### What needs to be done
Write out the material below again, line for line, without any images.
*** Opening of Dataset entries ***
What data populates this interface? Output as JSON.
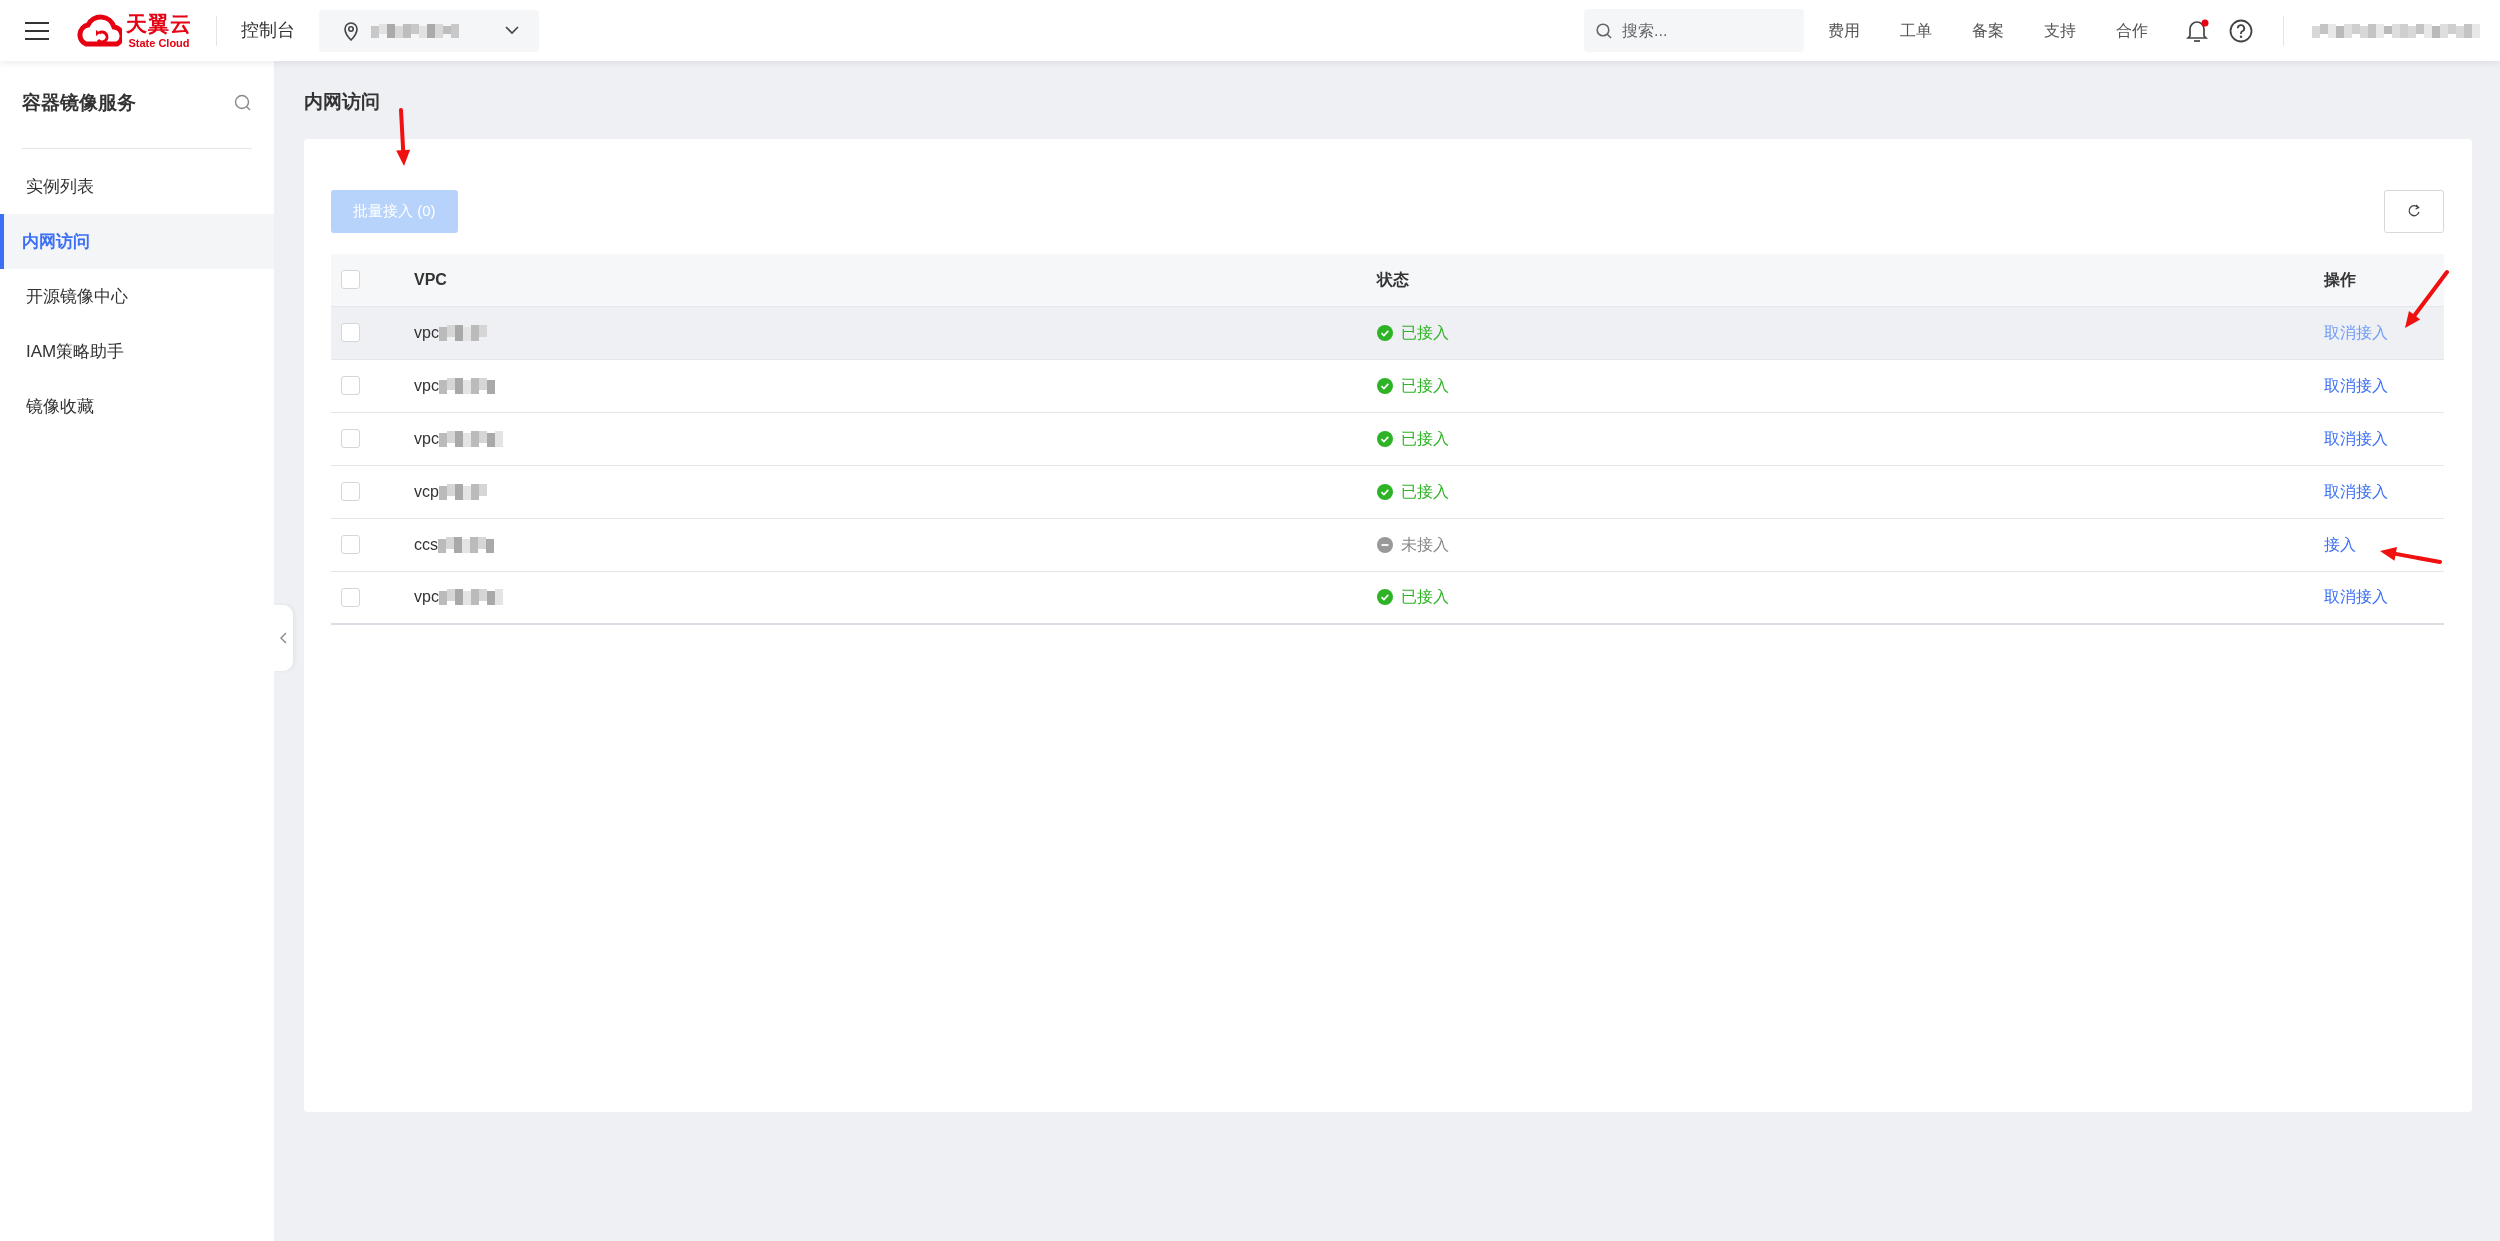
{
  "topbar": {
    "logo": {
      "name": "天翼云",
      "tagline": "State Cloud"
    },
    "console": "控制台",
    "region": {
      "redacted": true
    },
    "search": {
      "placeholder": "搜索..."
    },
    "links": [
      "费用",
      "工单",
      "备案",
      "支持",
      "合作"
    ],
    "notification": {
      "unread": true
    },
    "user": {
      "redacted": true
    }
  },
  "sidebar": {
    "title": "容器镜像服务",
    "items": [
      {
        "label": "实例列表",
        "selected": false
      },
      {
        "label": "内网访问",
        "selected": true
      },
      {
        "label": "开源镜像中心",
        "selected": false
      },
      {
        "label": "IAM策略助手",
        "selected": false
      },
      {
        "label": "镜像收藏",
        "selected": false
      }
    ]
  },
  "page": {
    "title": "内网访问"
  },
  "toolbar": {
    "batch_button": {
      "label": "批量接入 (0)",
      "disabled": true
    }
  },
  "table": {
    "columns": [
      "VPC",
      "状态",
      "操作"
    ],
    "all_checked": false,
    "rows": [
      {
        "checked": false,
        "hovered": true,
        "vpc": "vpc",
        "redacted": true,
        "status": "已接入",
        "connected": true,
        "action": "取消接入"
      },
      {
        "checked": false,
        "hovered": false,
        "vpc": "vpc",
        "redacted": true,
        "status": "已接入",
        "connected": true,
        "action": "取消接入"
      },
      {
        "checked": false,
        "hovered": false,
        "vpc": "vpc",
        "redacted": true,
        "status": "已接入",
        "connected": true,
        "action": "取消接入"
      },
      {
        "checked": false,
        "hovered": false,
        "vpc": "vcp",
        "redacted": true,
        "status": "已接入",
        "connected": true,
        "action": "取消接入"
      },
      {
        "checked": false,
        "hovered": false,
        "vpc": "ccs",
        "redacted": true,
        "status": "未接入",
        "connected": false,
        "action": "接入"
      },
      {
        "checked": false,
        "hovered": false,
        "vpc": "vpc",
        "redacted": true,
        "status": "已接入",
        "connected": true,
        "action": "取消接入"
      }
    ]
  },
  "annotations": [
    {
      "kind": "arrow-down"
    },
    {
      "kind": "arrow-down-left"
    },
    {
      "kind": "arrow-left"
    }
  ]
}
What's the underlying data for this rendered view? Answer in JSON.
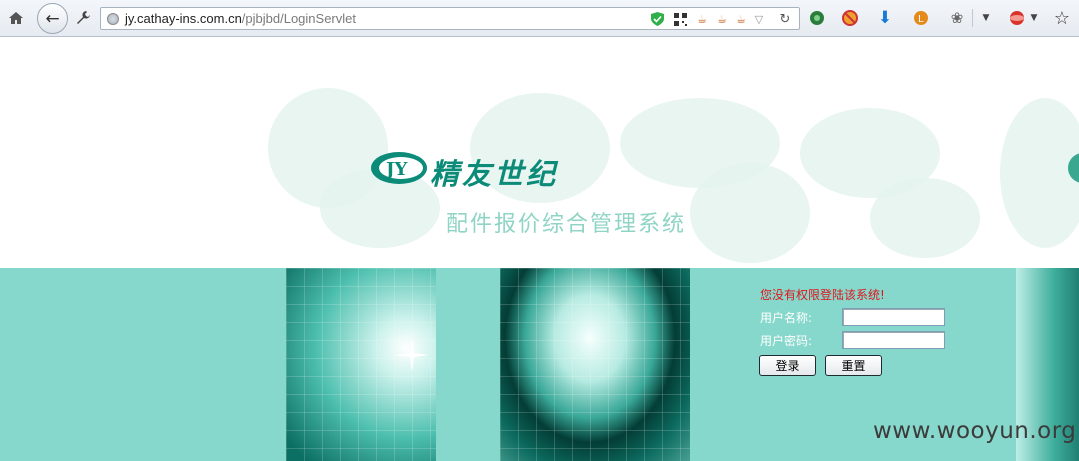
{
  "browser": {
    "url_host": "jy.cathay-ins.com.cn",
    "url_path": "/pjbjbd/LoginServlet"
  },
  "banner": {
    "logo_letters": "JY",
    "company_name": "精友世纪",
    "system_title": "配件报价综合管理系统"
  },
  "login": {
    "error_message": "您没有权限登陆该系统!",
    "username_label": "用户名称:",
    "password_label": "用户密码:",
    "username_value": "",
    "password_value": "",
    "login_button": "登录",
    "reset_button": "重置"
  },
  "watermark": "www.wooyun.org",
  "colors": {
    "brand_teal": "#0c8b79",
    "background_teal": "#87d8cc",
    "error_red": "#e0151a"
  }
}
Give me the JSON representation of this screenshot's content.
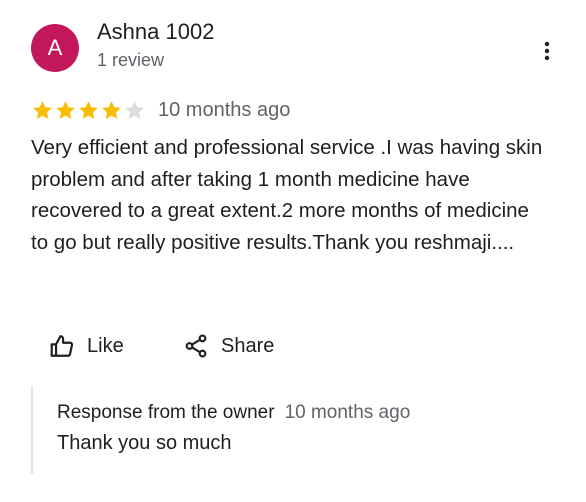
{
  "reviewer": {
    "initial": "A",
    "name": "Ashna 1002",
    "meta": "1 review",
    "avatar_color": "#c2185b"
  },
  "review": {
    "rating": 4,
    "max_rating": 5,
    "date": "10 months ago",
    "text": "Very efficient and professional service .I was having skin problem and after taking 1 month medicine have recovered to a great extent.2 more months of medicine to go but really positive results.Thank you reshmaji....",
    "star_filled_color": "#fbbc04",
    "star_empty_color": "#dadce0"
  },
  "actions": {
    "like_label": "Like",
    "share_label": "Share"
  },
  "owner_response": {
    "label": "Response from the owner",
    "date": "10 months ago",
    "text": "Thank you so much"
  },
  "icons": {
    "more": "more-vert-icon",
    "like": "thumb-up-icon",
    "share": "share-icon",
    "star": "star-icon"
  }
}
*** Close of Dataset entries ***
### Result of this exercise
What data populates this interface? Output as JSON.
{
  "topbar": {
    "logo": {
      "name": "天翼云",
      "tagline": "State Cloud"
    },
    "console": "控制台",
    "region": {
      "redacted": true
    },
    "search": {
      "placeholder": "搜索..."
    },
    "links": [
      "费用",
      "工单",
      "备案",
      "支持",
      "合作"
    ],
    "notification": {
      "unread": true
    },
    "user": {
      "redacted": true
    }
  },
  "sidebar": {
    "title": "容器镜像服务",
    "items": [
      {
        "label": "实例列表",
        "selected": false
      },
      {
        "label": "内网访问",
        "selected": true
      },
      {
        "label": "开源镜像中心",
        "selected": false
      },
      {
        "label": "IAM策略助手",
        "selected": false
      },
      {
        "label": "镜像收藏",
        "selected": false
      }
    ]
  },
  "page": {
    "title": "内网访问"
  },
  "toolbar": {
    "batch_button": {
      "label": "批量接入 (0)",
      "disabled": true
    }
  },
  "table": {
    "columns": [
      "VPC",
      "状态",
      "操作"
    ],
    "all_checked": false,
    "rows": [
      {
        "checked": false,
        "hovered": true,
        "vpc": "vpc",
        "redacted": true,
        "status": "已接入",
        "connected": true,
        "action": "取消接入"
      },
      {
        "checked": false,
        "hovered": false,
        "vpc": "vpc",
        "redacted": true,
        "status": "已接入",
        "connected": true,
        "action": "取消接入"
      },
      {
        "checked": false,
        "hovered": false,
        "vpc": "vpc",
        "redacted": true,
        "status": "已接入",
        "connected": true,
        "action": "取消接入"
      },
      {
        "checked": false,
        "hovered": false,
        "vpc": "vcp",
        "redacted": true,
        "status": "已接入",
        "connected": true,
        "action": "取消接入"
      },
      {
        "checked": false,
        "hovered": false,
        "vpc": "ccs",
        "redacted": true,
        "status": "未接入",
        "connected": false,
        "action": "接入"
      },
      {
        "checked": false,
        "hovered": false,
        "vpc": "vpc",
        "redacted": true,
        "status": "已接入",
        "connected": true,
        "action": "取消接入"
      }
    ]
  },
  "annotations": [
    {
      "kind": "arrow-down"
    },
    {
      "kind": "arrow-down-left"
    },
    {
      "kind": "arrow-left"
    }
  ]
}
What's the underlying data for this rendered view? Answer in JSON.
{
  "browser": {
    "url_host": "jy.cathay-ins.com.cn",
    "url_path": "/pjbjbd/LoginServlet"
  },
  "banner": {
    "logo_letters": "JY",
    "company_name": "精友世纪",
    "system_title": "配件报价综合管理系统"
  },
  "login": {
    "error_message": "您没有权限登陆该系统!",
    "username_label": "用户名称:",
    "password_label": "用户密码:",
    "username_value": "",
    "password_value": "",
    "login_button": "登录",
    "reset_button": "重置"
  },
  "watermark": "www.wooyun.org",
  "colors": {
    "brand_teal": "#0c8b79",
    "background_teal": "#87d8cc",
    "error_red": "#e0151a"
  }
}
Give me the JSON representation of this screenshot's content.
{
  "reviewer": {
    "initial": "A",
    "name": "Ashna 1002",
    "meta": "1 review",
    "avatar_color": "#c2185b"
  },
  "review": {
    "rating": 4,
    "max_rating": 5,
    "date": "10 months ago",
    "text": "Very efficient and professional service .I was having skin problem and after taking 1 month medicine have recovered to a great extent.2 more months of medicine to go but really positive results.Thank you reshmaji....",
    "star_filled_color": "#fbbc04",
    "star_empty_color": "#dadce0"
  },
  "actions": {
    "like_label": "Like",
    "share_label": "Share"
  },
  "owner_response": {
    "label": "Response from the owner",
    "date": "10 months ago",
    "text": "Thank you so much"
  },
  "icons": {
    "more": "more-vert-icon",
    "like": "thumb-up-icon",
    "share": "share-icon",
    "star": "star-icon"
  }
}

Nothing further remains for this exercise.